During my recent visit to deVere Switzerland’s Geneva office, I was invited by Swiss financial television station, Dukascopy TV, to discuss on-air the changes to the way tax residency status is determined in the UK.

The interviewer, Doireanne McDermott, started by asking about when and why these modifications came about.

I responded that it was as early as 2011 and that after the consultation period drew to a close in February this year, the new-style Statutory Residence Test (SRT) came into effect in the Finance Bill of 2013, on 6th April.

I highlighted that the UK tax authority, HMRC, say that they’ve designed this SRT, with its new set of criteria, to make deciphering who is and who isn’t liable for UK taxes more efficient.

I noted: “First and foremost it will be British people who will be most affected.  Official figures estimate that there are four and a half million British expats around the world…but those figures are likely to be much higher…But it’s not just people living internationally, it’s also those who are moving back to the UK as they could be deemed ‘resident’ even if they are of a different nationality.”

The host was keen to track the changes between the old and the new systems.  The previous one, I suggested, had been in many ways simpler because it was known, under those rules, that if you spent more than 183 days in the UK in any one tax year you were “by automation a tax resident” of Britain, and the same applied if you spent on average more than 90 days in the UK over a consecutive four year period.

The new SRT

The new regulations, I explained, not only take into account the amount of days you spend in the UK, but also analyse your “centre of influence.”

I said: “So, someone may be living overseas and obeying the 90 day tax rule, but [they could] have ‘too much of their lifestyle’ within the UK – whether that be their family, their home, their golf club membership, their bank accounts…their sphere of influence.”

The interview moved towards the practical considerations that people who might be affected by the changes should look at.

“The new scheme is more difficult as it requires a greater degree of planning,” I said.  And the challenging part is the connection or ties that could classify someone as a UK tax resident or not.

“Most people [who live overseas] when they see ‘accommodation’ on the SRT would think ‘I don’t own a house, so I’m OK with that one’.  But the rules suggest that if you have access to a property [through a family member, for example] for a period of time, it could be argued that you do in fact have your own home.”

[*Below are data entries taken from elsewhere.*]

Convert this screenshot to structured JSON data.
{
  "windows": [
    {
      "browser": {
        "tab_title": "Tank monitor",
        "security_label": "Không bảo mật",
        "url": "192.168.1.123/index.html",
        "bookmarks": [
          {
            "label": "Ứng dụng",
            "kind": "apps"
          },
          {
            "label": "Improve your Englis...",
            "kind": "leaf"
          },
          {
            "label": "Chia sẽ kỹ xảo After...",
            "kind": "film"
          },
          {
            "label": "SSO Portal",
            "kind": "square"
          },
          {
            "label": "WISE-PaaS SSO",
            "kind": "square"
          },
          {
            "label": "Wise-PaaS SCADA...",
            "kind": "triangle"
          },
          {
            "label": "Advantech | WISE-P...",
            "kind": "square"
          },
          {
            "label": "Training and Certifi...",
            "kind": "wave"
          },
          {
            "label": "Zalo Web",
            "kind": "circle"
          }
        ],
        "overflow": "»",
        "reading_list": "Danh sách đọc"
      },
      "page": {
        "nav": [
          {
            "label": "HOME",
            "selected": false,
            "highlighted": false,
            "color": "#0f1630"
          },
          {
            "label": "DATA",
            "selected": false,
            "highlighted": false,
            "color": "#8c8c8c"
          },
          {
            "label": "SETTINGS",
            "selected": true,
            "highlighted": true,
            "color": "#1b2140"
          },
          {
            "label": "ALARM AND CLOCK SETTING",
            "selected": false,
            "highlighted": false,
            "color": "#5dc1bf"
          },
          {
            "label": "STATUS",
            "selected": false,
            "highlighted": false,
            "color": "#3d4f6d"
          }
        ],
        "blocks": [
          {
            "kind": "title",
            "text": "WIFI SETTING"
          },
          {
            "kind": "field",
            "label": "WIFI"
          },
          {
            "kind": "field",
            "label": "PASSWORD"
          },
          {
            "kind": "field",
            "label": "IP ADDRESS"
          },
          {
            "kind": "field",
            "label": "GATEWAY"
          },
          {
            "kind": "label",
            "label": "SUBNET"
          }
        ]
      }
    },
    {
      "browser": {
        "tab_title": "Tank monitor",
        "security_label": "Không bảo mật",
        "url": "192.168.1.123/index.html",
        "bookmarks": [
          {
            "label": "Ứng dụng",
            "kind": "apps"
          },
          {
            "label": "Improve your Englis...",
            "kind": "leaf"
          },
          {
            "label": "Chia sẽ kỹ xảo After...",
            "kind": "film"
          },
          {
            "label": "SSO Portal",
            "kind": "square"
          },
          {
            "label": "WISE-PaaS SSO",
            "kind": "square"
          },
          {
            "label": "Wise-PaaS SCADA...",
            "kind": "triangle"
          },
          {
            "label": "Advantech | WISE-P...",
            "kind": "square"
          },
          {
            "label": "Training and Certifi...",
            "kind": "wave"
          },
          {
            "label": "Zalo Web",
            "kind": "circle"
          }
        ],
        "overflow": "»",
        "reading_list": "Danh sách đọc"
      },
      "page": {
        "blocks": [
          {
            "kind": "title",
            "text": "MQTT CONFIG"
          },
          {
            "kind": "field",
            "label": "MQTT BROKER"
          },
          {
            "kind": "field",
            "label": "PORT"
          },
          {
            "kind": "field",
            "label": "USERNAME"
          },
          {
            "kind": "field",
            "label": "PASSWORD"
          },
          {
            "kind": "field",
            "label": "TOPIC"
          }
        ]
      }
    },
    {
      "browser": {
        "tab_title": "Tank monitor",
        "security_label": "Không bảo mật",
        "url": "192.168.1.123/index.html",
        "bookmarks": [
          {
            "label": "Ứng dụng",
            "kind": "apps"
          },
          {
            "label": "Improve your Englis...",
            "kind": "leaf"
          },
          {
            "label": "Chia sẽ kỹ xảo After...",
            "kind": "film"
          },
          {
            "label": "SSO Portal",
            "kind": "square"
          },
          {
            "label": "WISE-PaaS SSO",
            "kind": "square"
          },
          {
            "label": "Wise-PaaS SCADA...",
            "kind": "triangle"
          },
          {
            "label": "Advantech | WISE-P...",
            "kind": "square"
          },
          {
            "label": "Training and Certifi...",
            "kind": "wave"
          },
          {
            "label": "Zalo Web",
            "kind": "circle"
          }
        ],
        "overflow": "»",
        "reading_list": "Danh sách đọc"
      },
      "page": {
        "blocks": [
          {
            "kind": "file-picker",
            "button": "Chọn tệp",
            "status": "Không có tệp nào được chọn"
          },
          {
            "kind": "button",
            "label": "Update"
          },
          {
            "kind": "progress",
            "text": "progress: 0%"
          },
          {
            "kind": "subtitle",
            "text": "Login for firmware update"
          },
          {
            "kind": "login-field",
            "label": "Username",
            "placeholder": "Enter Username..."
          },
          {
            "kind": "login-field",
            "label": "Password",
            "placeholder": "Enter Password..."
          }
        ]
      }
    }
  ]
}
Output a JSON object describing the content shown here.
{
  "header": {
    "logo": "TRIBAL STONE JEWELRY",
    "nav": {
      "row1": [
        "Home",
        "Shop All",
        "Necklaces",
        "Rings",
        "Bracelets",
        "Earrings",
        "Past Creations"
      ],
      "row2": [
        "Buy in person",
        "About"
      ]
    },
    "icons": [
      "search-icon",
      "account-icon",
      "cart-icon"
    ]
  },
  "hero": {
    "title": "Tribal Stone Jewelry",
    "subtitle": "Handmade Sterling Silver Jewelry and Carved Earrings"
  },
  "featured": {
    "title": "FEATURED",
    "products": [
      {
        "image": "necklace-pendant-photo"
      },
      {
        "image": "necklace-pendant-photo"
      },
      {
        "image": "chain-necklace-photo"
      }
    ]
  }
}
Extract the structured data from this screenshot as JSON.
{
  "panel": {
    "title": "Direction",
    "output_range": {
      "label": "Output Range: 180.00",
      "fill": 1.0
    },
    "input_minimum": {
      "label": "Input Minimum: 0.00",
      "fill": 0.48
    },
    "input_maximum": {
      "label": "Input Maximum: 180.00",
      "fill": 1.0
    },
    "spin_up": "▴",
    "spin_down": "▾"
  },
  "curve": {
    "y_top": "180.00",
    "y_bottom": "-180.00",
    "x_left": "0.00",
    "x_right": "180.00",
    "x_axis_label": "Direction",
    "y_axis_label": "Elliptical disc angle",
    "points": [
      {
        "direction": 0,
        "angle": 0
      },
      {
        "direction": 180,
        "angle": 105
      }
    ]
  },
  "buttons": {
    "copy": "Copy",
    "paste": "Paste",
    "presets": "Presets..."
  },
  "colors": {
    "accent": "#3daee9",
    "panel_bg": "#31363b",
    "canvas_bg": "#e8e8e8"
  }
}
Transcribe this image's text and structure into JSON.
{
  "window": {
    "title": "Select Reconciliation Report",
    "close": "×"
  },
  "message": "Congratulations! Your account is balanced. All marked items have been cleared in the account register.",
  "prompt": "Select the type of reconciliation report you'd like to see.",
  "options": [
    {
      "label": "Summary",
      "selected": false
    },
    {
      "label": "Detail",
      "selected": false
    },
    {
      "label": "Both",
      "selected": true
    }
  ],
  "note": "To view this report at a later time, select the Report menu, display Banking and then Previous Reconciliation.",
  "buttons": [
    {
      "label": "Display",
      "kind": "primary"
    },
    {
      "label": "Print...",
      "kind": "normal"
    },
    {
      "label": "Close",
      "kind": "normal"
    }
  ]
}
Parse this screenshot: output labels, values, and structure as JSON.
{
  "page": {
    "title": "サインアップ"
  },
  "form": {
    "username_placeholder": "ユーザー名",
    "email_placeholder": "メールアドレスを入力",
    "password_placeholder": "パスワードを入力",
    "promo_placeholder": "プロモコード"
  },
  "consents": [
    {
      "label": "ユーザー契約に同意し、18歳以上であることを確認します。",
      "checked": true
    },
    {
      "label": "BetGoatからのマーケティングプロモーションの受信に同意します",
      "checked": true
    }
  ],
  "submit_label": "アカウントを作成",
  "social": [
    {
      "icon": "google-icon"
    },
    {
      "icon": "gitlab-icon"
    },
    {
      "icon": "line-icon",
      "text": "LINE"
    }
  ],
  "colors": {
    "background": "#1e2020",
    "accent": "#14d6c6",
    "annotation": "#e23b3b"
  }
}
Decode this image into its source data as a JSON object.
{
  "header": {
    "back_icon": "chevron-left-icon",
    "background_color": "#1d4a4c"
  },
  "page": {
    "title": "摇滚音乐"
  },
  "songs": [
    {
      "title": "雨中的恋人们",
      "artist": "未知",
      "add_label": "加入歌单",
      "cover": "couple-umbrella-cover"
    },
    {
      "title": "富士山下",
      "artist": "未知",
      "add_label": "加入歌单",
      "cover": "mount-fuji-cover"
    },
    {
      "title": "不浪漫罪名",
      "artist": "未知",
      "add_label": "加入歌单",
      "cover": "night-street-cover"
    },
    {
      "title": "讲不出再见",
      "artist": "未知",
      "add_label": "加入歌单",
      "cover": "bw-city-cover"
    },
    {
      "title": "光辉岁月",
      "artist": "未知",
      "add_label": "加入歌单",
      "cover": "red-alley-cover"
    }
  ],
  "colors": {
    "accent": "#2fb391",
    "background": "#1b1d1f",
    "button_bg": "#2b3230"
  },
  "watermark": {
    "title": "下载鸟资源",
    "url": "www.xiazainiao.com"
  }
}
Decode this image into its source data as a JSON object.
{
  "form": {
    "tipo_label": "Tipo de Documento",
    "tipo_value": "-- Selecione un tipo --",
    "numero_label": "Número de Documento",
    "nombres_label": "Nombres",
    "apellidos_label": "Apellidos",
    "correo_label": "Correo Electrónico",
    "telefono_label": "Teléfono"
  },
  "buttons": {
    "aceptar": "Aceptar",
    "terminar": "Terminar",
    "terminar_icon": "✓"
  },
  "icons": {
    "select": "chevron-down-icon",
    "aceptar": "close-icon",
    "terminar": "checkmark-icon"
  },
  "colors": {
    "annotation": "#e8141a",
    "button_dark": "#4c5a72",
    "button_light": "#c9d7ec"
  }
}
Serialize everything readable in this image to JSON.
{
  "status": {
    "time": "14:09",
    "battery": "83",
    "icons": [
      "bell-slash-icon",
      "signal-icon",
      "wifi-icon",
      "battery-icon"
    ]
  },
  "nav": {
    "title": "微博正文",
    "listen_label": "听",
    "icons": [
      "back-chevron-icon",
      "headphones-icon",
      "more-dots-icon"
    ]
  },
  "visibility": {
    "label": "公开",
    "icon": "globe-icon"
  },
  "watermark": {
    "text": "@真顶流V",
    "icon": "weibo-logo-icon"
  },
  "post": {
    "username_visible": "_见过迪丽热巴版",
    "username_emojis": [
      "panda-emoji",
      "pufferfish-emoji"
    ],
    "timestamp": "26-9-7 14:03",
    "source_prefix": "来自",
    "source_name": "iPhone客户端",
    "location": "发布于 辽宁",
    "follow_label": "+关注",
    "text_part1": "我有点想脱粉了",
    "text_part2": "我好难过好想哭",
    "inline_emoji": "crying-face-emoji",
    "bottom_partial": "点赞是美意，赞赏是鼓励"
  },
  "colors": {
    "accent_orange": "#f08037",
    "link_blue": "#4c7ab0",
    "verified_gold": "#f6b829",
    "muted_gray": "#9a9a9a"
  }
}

These added features of the new SRT, I went on to say, make sitting down with a financial planner even more crucial in order to gauge what does and doesn’t classify someone as a UK tax resident.

The interview can be seen in full below: